This week at Chaptr, we – like most of the UK – have been musing on mental health.
Our focus has been twofold.
Health starts at home
First, we’re keenly aware of the impact of stress on our team. As the British Psychological Society reminds us that stress is bad for us and HuffPo shares their top 10-minute self-esteem workout, we decided to take a slightly different approach. Chaptr has always been founded on the principle that people come first. Our core values demonstrate our commitment to helping our team do their best work while living their best lives. We exist to serve organisations that inspire us with their artistry and talent, and that means building a team of inspiring, talented individuals to achieve so much more than just the sum of our parts. To ensure that each of us is looking after ourselves and each other and delivering the best we can as a team, we’ve started a series of Lunch & Learn sessions to help everyone in the team share what they’re learning and what they’re passionate about, and keep everyone at Chaptr at the cutting edge of their game.

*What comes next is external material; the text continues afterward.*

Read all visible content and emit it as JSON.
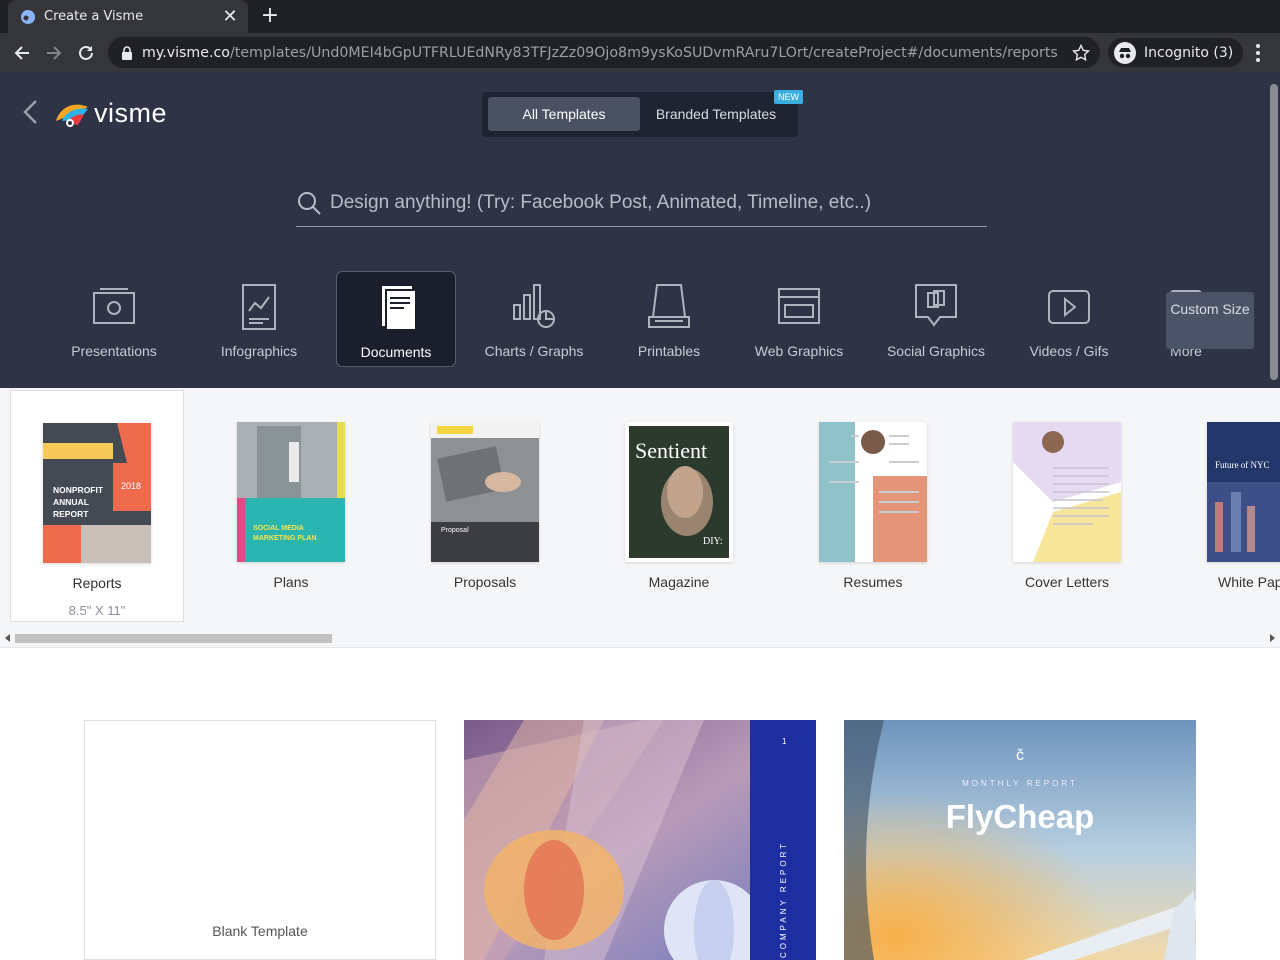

What better place to start than team dynamics? Building on Patrick Lencioni’s seminal “Five Dysfunctions of a Team”, we explored the importance of trust and vulnerability, healthy confrontation, and commitment to a shared vision. We’re only halfway through this discussion and already, it’s been gratifying to see the healthy debate and open conversations that have germinated as a result. While most of the team agreed that these fundamentals of functional teams are clearly evident at Chaptr, it’s been a useful time to take stock of what makes us tick, and remind ourselves of the important fundamentals that define who we are and how we work together.
Our reflections haven’t been solely inward-focused, however.
Mental health and arts and culture
Our second reflection has been on the key role the arts play in mental health. Whether it’s music, fine art, dance, theatre, film, photography, design or anything in between, creative expression is vital to healthy culture and sound mental health. Studies show that both creating and enjoying arts of all kinds reduce cortisol and other stress indicators.
What’s more, there’s a neurobiological basis for arts in culture. Essentially, we create because we’re human. Artistic expression is an innately human thing to do. It unifies and heals us. It shapes and expresses us. It tells our stories and unfolds our destinies.
While some may say art reflects life, we’re more inclined to believe that art IS life in a very real sense: it’s the golden thread that runs through history and all of human existence.
Last week, we expressed our dismay and, frankly, outrage at the proposed slashing of the art education budget.
We’re still reeling.
How can it be thinkable that an industry that contributes almost £3 billion in taxable revenue each year and more than 360,000 jobs is the target of this kind of misguided belt-tightening, at a time when people need the arts and all they offer more than ever before?
The good news is that the fight is not over. It’s not too late to stand up and be part of the solution.
Part of the solution
Not long ago, we were proud to partner with our friends CVAN England to support their Art Is Essential campaign. Now, this vital message is being championed through their website and campaign, and you can be part of it, too. Join us and make your voice heard via their open letter to the Secretary of Education, here.